"Digital terrain analysis comprises a set of tools that use digital elevation models to model earth surface processes at a range of scales .... The ubiquity of digital terrain models in the hydrologist’s toolkit has led to the widespread use of terrain attributes such as slope and upslope contributing area to characterize the way water and associated nutrients move across landscapes. Algorithms to compute terrain attributes are now programmed into all commercial Geographic Information System software (e.g., ArcGIS, Idrisi) and with a push of the button users can map patterns of potential surface hydrological flows" (Creed and Sass, 2011).

Hydrologic Profiling

Digital elevation models (A), topographic feature maps (B), and global warming potential maps (C) from three sites in the Prairie Pothole Region of Saskatchewan (Creed et al. Submitted).

Selected Publications:
Webster KL, Creed IF, Beall FD, Bourbonniere RA. 2011. A topographic template for estimating soil carbon pools in forested landscapes.

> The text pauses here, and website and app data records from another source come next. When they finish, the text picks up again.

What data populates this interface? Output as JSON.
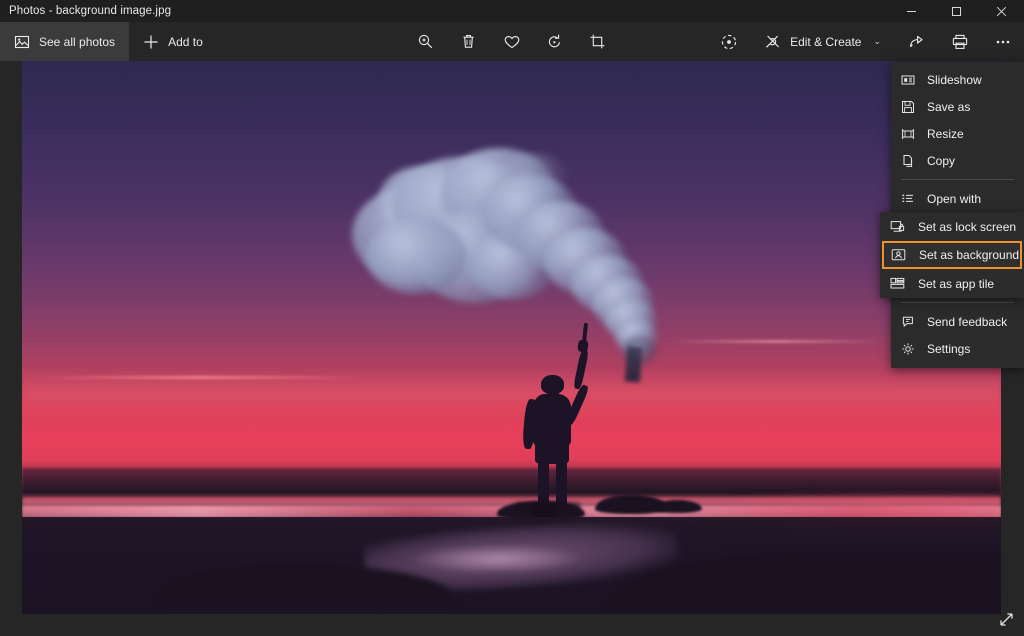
{
  "window": {
    "title": "Photos - background image.jpg",
    "controls": [
      {
        "name": "minimize",
        "glyph": "minimize-icon"
      },
      {
        "name": "maximize",
        "glyph": "maximize-icon"
      },
      {
        "name": "close",
        "glyph": "close-icon"
      }
    ]
  },
  "toolbar": {
    "left": [
      {
        "label": "See all photos",
        "icon": "photos-icon",
        "active": true
      },
      {
        "label": "Add to",
        "icon": "plus-icon",
        "active": false
      }
    ],
    "center": [
      {
        "name": "zoom-icon",
        "tooltip": "Zoom"
      },
      {
        "name": "delete-icon",
        "tooltip": "Delete"
      },
      {
        "name": "heart-icon",
        "tooltip": "Add to favorites"
      },
      {
        "name": "rotate-icon",
        "tooltip": "Rotate"
      },
      {
        "name": "crop-icon",
        "tooltip": "Crop and rotate"
      }
    ],
    "right": {
      "enhance_icon": "enhance-icon",
      "edit_create_label": "Edit & Create",
      "edit_create_icon": "edit-create-icon",
      "edit_create_caret": "⌄",
      "share_icon": "share-icon",
      "print_icon": "print-icon",
      "more_icon": "more-ellipsis-icon"
    }
  },
  "menu": {
    "items": [
      {
        "label": "Slideshow",
        "icon": "slideshow-icon"
      },
      {
        "label": "Save as",
        "icon": "save-icon"
      },
      {
        "label": "Resize",
        "icon": "resize-icon"
      },
      {
        "label": "Copy",
        "icon": "copy-icon"
      },
      {
        "separator_after": true
      },
      {
        "label": "Open with",
        "icon": "open-with-icon"
      },
      {
        "separator_after": true
      },
      {
        "label": "Send feedback",
        "icon": "feedback-icon"
      },
      {
        "label": "Settings",
        "icon": "settings-gear-icon"
      }
    ],
    "slideshow": "Slideshow",
    "save_as": "Save as",
    "resize": "Resize",
    "copy": "Copy",
    "open_with": "Open with",
    "send_feedback": "Send feedback",
    "settings": "Settings"
  },
  "submenu": {
    "set_as_lock_screen": "Set as lock screen",
    "set_as_background": "Set as background",
    "set_as_app_tile": "Set as app tile",
    "highlighted": "Set as background",
    "highlight_color": "#f0922b"
  },
  "canvas": {
    "resize_handle_icon": "resize-diagonal-icon",
    "image_description": "Silhouette of a person on a beach at sunset holding a smoke flare, dark purple to pink sky gradient with a large blue-grey smoke plume"
  },
  "colors": {
    "titlebar_bg": "#1f1f1f",
    "toolbar_bg": "#262626",
    "menu_bg": "#2b2b2b",
    "accent_highlight": "#f0922b",
    "text": "#f0f0f0",
    "sky_top": "#2e2a52",
    "sky_mid": "#8d3f68",
    "sky_bottom": "#e8405c",
    "foreground": "#1d1526"
  }
}
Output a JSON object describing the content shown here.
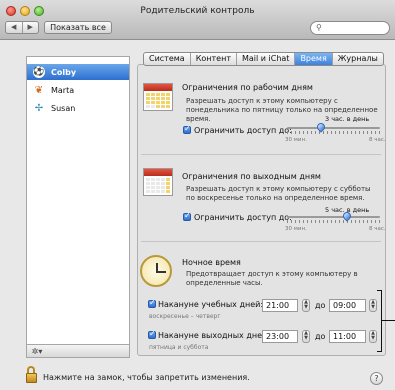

Geoderma 160: 457-467. [PDF]

Creed IF, Sass GZ. 2011. Digital terrain analysis approaches for tracking hydrological and biogeochemical pathways and processes in forested landscapes.  In DF Levia, DE Carlyle-Moses, T Tanaka (Eds. Forest Hydrology and Biogeochemistry: Synthesis of Research and Future Directions. Ecological Studies Series, No. 216, Springer-Verlag, Heidelberg, Germany.  Invited Book Chapter [PDF]

Creed IF, Beall FD. 2009. Distributed topographic indicators for predicting nitrogen export from headwater catchments. Water Resources Research 45: W10407. [PDF]

Modelling
Simulation models can be used to recreate natural systems in the laboratory and test the responsiveness of ecological systems. Statistical models, such as wavelet analyses and cross-correlation techniques, can be used to account for temporal variability in indicators of ecosystem services.

The Budyko Curve

How long-term ecological research sites fit with the Budyko curve (Jones et al. 2012).

Selected Publications:
Jones JA, Creed IF, Hatcher K, Warren R, Benson M, Boose E, Brown W, Campbell J, Covich A, Clow D, Dahm C, Elder K, Ford C, Grimm N, Henshaw D, Larson K, Miles E, Moore K, Sebestyen S, Stone A, Vose J, Williams M. 2012. Water supply sensitivity and ecosystem resilience to land use change, climate change, and climate variability at long-term ecological research sites. Bioscience 62: 390-404. Invited contribution to Special Issue on the US Long-Term Ecological Research Network. [PDF]

Laboratory and Field Research
Active research is being conducted in the laboratory at Western (in the Catchment Research Facility and the Biotron) and in the field around the world (including the Turkey Lakes Watershed of Ontario, the Boreal Plains of Alberta, and Lake Naivasha in Kenya) to both inform and ground-truth results from desktop studies.

Eric in the Field

Eric's N2O sampling experimental setup at Turkey Lakes.

Selected Publications:
Creed IF, Webster KL, Braun GL, Bourbonniere RA, Beall FD. In Press. Topographically regulated traps of dissolved organic carbon create hotspots of carbon dioxide efflux from forest soils. Biogeochemistry. [PDF]

Webster KL, Creed IF, Beall FD, Bourbonniere RA. 2011. A topographic template for estimating soil carbon pools in forested landscapes. Geoderma 160: 457-467. [PDF]

Scenario Analysis
Scenarios are stories about the future. Scenario analysis is not about prediction, but rather scenario logic, characteristics and storylines. It explors different assumptions about how causal relationships work and result in different outcomes. Scenario analysis is a structured process involving four fundamental steps: (1) identify the driving forces that influence a system; (2) define the critical uncertainties within the system; (3) describe the major characteristics of four alternative scenarios; and (4) develop logical policy paths that would be required to move towards the desired future and provide a set of indicators that can help recognize movement towards a different scenario or to a different stage along a scenario path.

Scenario Analysis Framework

Steps of scenario analysis (image adapted from presentation to the Forest Futures working group by A. Brummell 2008)